And frankly, an Essentials CD can be a pretty darn good listen. As with any compilation designed to showcase a variety of styles, you’ll find a track or two that isn’t to your taste, but you’ll find several tracks that are, and the quality throughout — musicianship, songwriting, performance — is very impressive.
Essentials V.8 is a more streamlined affair compared to last year’s sprawling two-disc, 30-track set, and features long-time local favorites like Sunny Taylor, The Migraines, and Rosemary Gates, as well as some newer acts like Third Frame, Mike Conley, and Lurking Corpses, (just to name a couple) making their first appearance on an Essentials CD.
Matt Jericho, the assistant program director of X102 and host of the station’s local show on Sunday nights, says that there are no genre restrictions on the Essentials compilation. Most of the submissions they get are rock-based (obviously, since X102 is a rock station), but there are a few exceptions on Volume 8. “We had two hip-hop songs make it this year,” Jericho says. “That’s the most non-rock based music we’ve ever had on the CD. We have acoustic stuff, and stuff that would fit on a Top 40 station, but most of it’s still rock-based. We haven’t had a Britney Spears submit anything. But as far as that goes, we’ve never had a country band submit for the CD, either.”
Putting together the annual Essentials CD is actually a pretty long process. Jericho coordinates the project with fellow X102 DJs JJ Fabini and Jack Hammer. They nail down the schedule in June, and submissions start rolling in during July and August. After that, it’s selection time. During the first round, the entire staff sifts through an average of 125 submissions, though Jericho says that one year they had over 200. 50 bands move on to round two, where an “undisclosed panel of mystery judges” picks the 18 or so bands that ultimately make the Essentials CD.

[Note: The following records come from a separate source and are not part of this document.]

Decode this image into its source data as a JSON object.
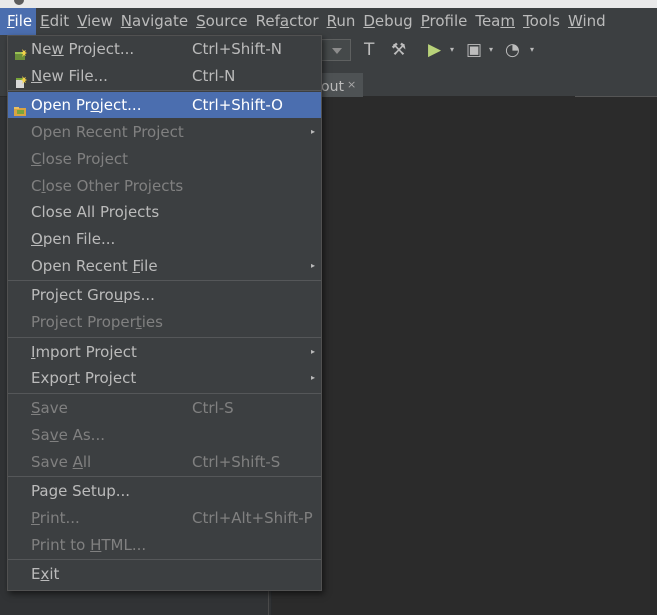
{
  "menubar": [
    {
      "label": "File",
      "m": 0,
      "active": true
    },
    {
      "label": "Edit",
      "m": 0
    },
    {
      "label": "View",
      "m": 0
    },
    {
      "label": "Navigate",
      "m": 0
    },
    {
      "label": "Source",
      "m": 0
    },
    {
      "label": "Refactor",
      "m": 3
    },
    {
      "label": "Run",
      "m": 0
    },
    {
      "label": "Debug",
      "m": 0
    },
    {
      "label": "Profile",
      "m": 0
    },
    {
      "label": "Team",
      "m": 3
    },
    {
      "label": "Tools",
      "m": 0
    },
    {
      "label": "Wind",
      "m": 0
    }
  ],
  "tab": {
    "label": "out",
    "close": "×"
  },
  "file_menu": [
    {
      "label": "New Project...",
      "m": 2,
      "shortcut": "Ctrl+Shift-N",
      "icon": "new-project-icon",
      "enabled": true
    },
    {
      "label": "New File...",
      "m": 0,
      "shortcut": "Ctrl-N",
      "icon": "new-file-icon",
      "enabled": true
    },
    {
      "sep": true
    },
    {
      "label": "Open Project...",
      "m": 7,
      "shortcut": "Ctrl+Shift-O",
      "icon": "open-project-icon",
      "enabled": true,
      "selected": true
    },
    {
      "label": "Open Recent Project",
      "m": -1,
      "submenu": true,
      "enabled": false
    },
    {
      "label": "Close Project",
      "m": 0,
      "enabled": false
    },
    {
      "label": "Close Other Projects",
      "m": 1,
      "enabled": false
    },
    {
      "label": "Close All Projects",
      "m": -1,
      "enabled": true
    },
    {
      "label": "Open File...",
      "m": 0,
      "enabled": true
    },
    {
      "label": "Open Recent File",
      "m": 12,
      "submenu": true,
      "enabled": true
    },
    {
      "sep": true
    },
    {
      "label": "Project Groups...",
      "m": 11,
      "enabled": true
    },
    {
      "label": "Project Properties",
      "m": 14,
      "enabled": false
    },
    {
      "sep": true
    },
    {
      "label": "Import Project",
      "m": 0,
      "submenu": true,
      "enabled": true
    },
    {
      "label": "Export Project",
      "m": 4,
      "submenu": true,
      "enabled": true
    },
    {
      "sep": true
    },
    {
      "label": "Save",
      "m": 0,
      "shortcut": "Ctrl-S",
      "enabled": false
    },
    {
      "label": "Save As...",
      "m": 2,
      "enabled": false
    },
    {
      "label": "Save All",
      "m": 5,
      "shortcut": "Ctrl+Shift-S",
      "enabled": false
    },
    {
      "sep": true
    },
    {
      "label": "Page Setup...",
      "m": -1,
      "enabled": true
    },
    {
      "label": "Print...",
      "m": 0,
      "shortcut": "Ctrl+Alt+Shift-P",
      "enabled": false
    },
    {
      "label": "Print to HTML...",
      "m": 9,
      "enabled": false
    },
    {
      "sep": true
    },
    {
      "label": "Exit",
      "m": 1,
      "enabled": true
    }
  ],
  "toolbar_icons": [
    "hammer-icon",
    "clean-build-icon",
    "run-icon",
    "debug-icon",
    "profile-icon"
  ],
  "colors": {
    "selection": "#4b6eaf",
    "menu_bg": "#3c3f41",
    "editor_bg": "#2b2b2b"
  }
}
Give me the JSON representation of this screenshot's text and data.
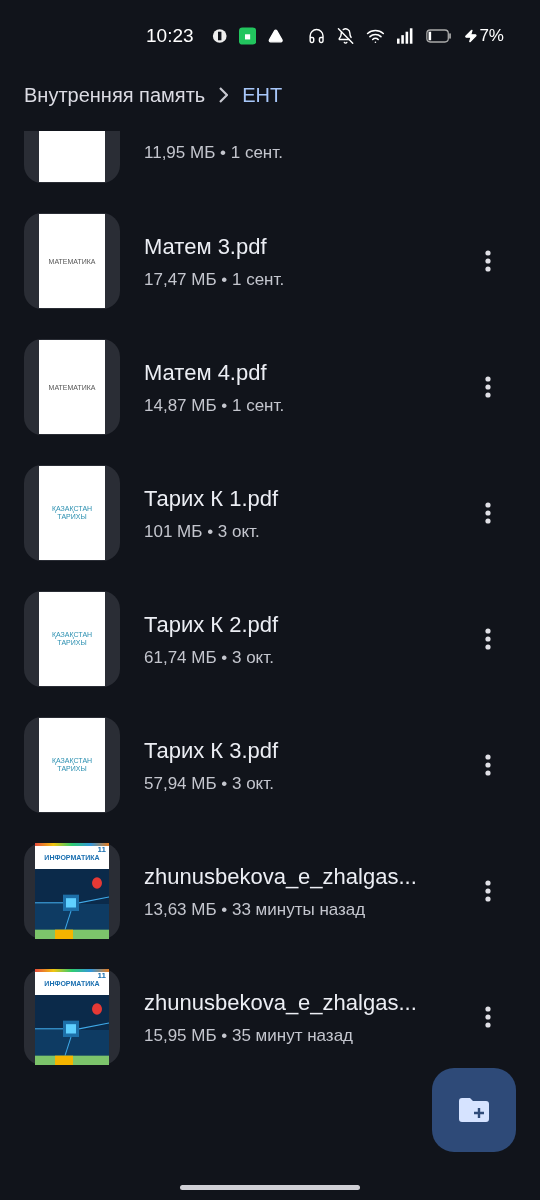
{
  "status_bar": {
    "time": "10:23",
    "battery": "7%"
  },
  "breadcrumb": [
    {
      "label": "Внутренняя память",
      "selected": false
    },
    {
      "label": "ЕНТ",
      "selected": true
    }
  ],
  "files": [
    {
      "details": "11,95 МБ • 1 сент.",
      "thumbnail": {
        "kind": "plain"
      }
    },
    {
      "name": "Матем 3.pdf",
      "details": "17,47 МБ • 1 сент.",
      "thumbnail": {
        "kind": "math",
        "title": "МАТЕМАТИКА"
      }
    },
    {
      "name": "Матем 4.pdf",
      "details": "14,87 МБ • 1 сент.",
      "thumbnail": {
        "kind": "math",
        "title": "МАТЕМАТИКА"
      }
    },
    {
      "name": "Тарих К 1.pdf",
      "details": "101 МБ • 3 окт.",
      "thumbnail": {
        "kind": "history",
        "title": "ҚАЗАҚСТАН ТАРИХЫ"
      }
    },
    {
      "name": "Тарих К 2.pdf",
      "details": "61,74 МБ • 3 окт.",
      "thumbnail": {
        "kind": "history",
        "title": "ҚАЗАҚСТАН ТАРИХЫ"
      }
    },
    {
      "name": "Тарих К 3.pdf",
      "details": "57,94 МБ • 3 окт.",
      "thumbnail": {
        "kind": "history",
        "title": "ҚАЗАҚСТАН ТАРИХЫ"
      }
    },
    {
      "name": "zhunusbekova_e_zhalgas...",
      "details": "13,63 МБ • 33 минуты назад",
      "thumbnail": {
        "kind": "informatics",
        "title": "ИНФОРМАТИКА",
        "grade": "11"
      }
    },
    {
      "name": "zhunusbekova_e_zhalgas...",
      "details": "15,95 МБ • 35 минут назад",
      "thumbnail": {
        "kind": "informatics",
        "title": "ИНФОРМАТИКА",
        "grade": "11"
      }
    }
  ]
}
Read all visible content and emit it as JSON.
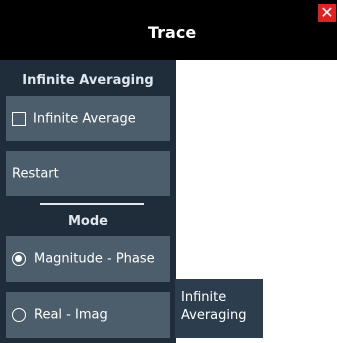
{
  "dialog": {
    "title": "Trace",
    "close_symbol": "✕"
  },
  "infinite_averaging": {
    "section_label": "Infinite Averaging",
    "checkbox_label": "Infinite Average",
    "restart_label": "Restart"
  },
  "mode": {
    "section_label": "Mode",
    "options": [
      {
        "label": "Magnitude - Phase",
        "selected": true
      },
      {
        "label": "Real - Imag",
        "selected": false
      }
    ]
  },
  "tooltip": {
    "line1": "Infinite",
    "line2": "Averaging"
  },
  "colors": {
    "title_bar": "#000000",
    "panel": "#1f2d3a",
    "button": "#4c5e6c",
    "close": "#e22222"
  }
}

The audio quality of the submissions runs the spectrum from a professional studio sound to boombox recordings in the basement. “We make sure to tell all the judges that they should listen to the song, not the production,” Jericho says. “We score a song on how we think it would sound if we re-recorded it. We don’t penalize people for not having the money to go to a recording studio.”
Neal Parnin at Ozone Studios decides which tracks need to be re-recorded, which need to be re-mastered, and which might need a little tweaking on the mix. The songs that need to be re-recorded are done so free of charge. Parnin has been involved with the Essentials projects since Volume 4, and every year, he says that some band will seemingly come out of nowhere and surprise him with a great tune. “There were some songs this year that the recording wasn’t all that bad, but the song was so good that it just needed a better recording, a fatter, louder, sexier recording. You’ve gotta help out. I’m compelled to do it.”
While Parnin is getting the sound right, Jericho gets together with graphic artist Brian Waikel to come up with a visual concept for the album. Once it’s all together, the CD gets sent off for mastering, and finally the whole process is topped off with a CD release party in December. Just like clockwork, right? “Well, that’s the ideal timeline, but that never happens,” Jericho explains. “Something always goes wrong. This year, the company that we’ve used to press the CD went out of business about two days before we were supposed to send it to them, so I had to find a new pressing house really quick.”
Jericho did, and Essentials V.8 is out and available for purchase. The profits from the CD will go to Fort Wayne Community School marching band programs. It costs a marching band $2500 to participate in the Three Rivers Festival Parade, and the goal is to raise $12,000 so that all five of the district’s marching bands can enter.
Jericho thinks the Essentials series is a great testament to Fort Wayne’s original music scene. “I talk to people in Indy and a lot of different places, and they’re actually surprised that a market our size has so many quality bands,” he says. “The guy that’s pressing our CD just popped it in to listen to it, and he said it was one of the best local comps he’s listened to in a while. Things like that, it’s nice, because it tells me from an outsider’s perspective that doing the show and doing the project every year is worth it. I like it, but then I’m biased.”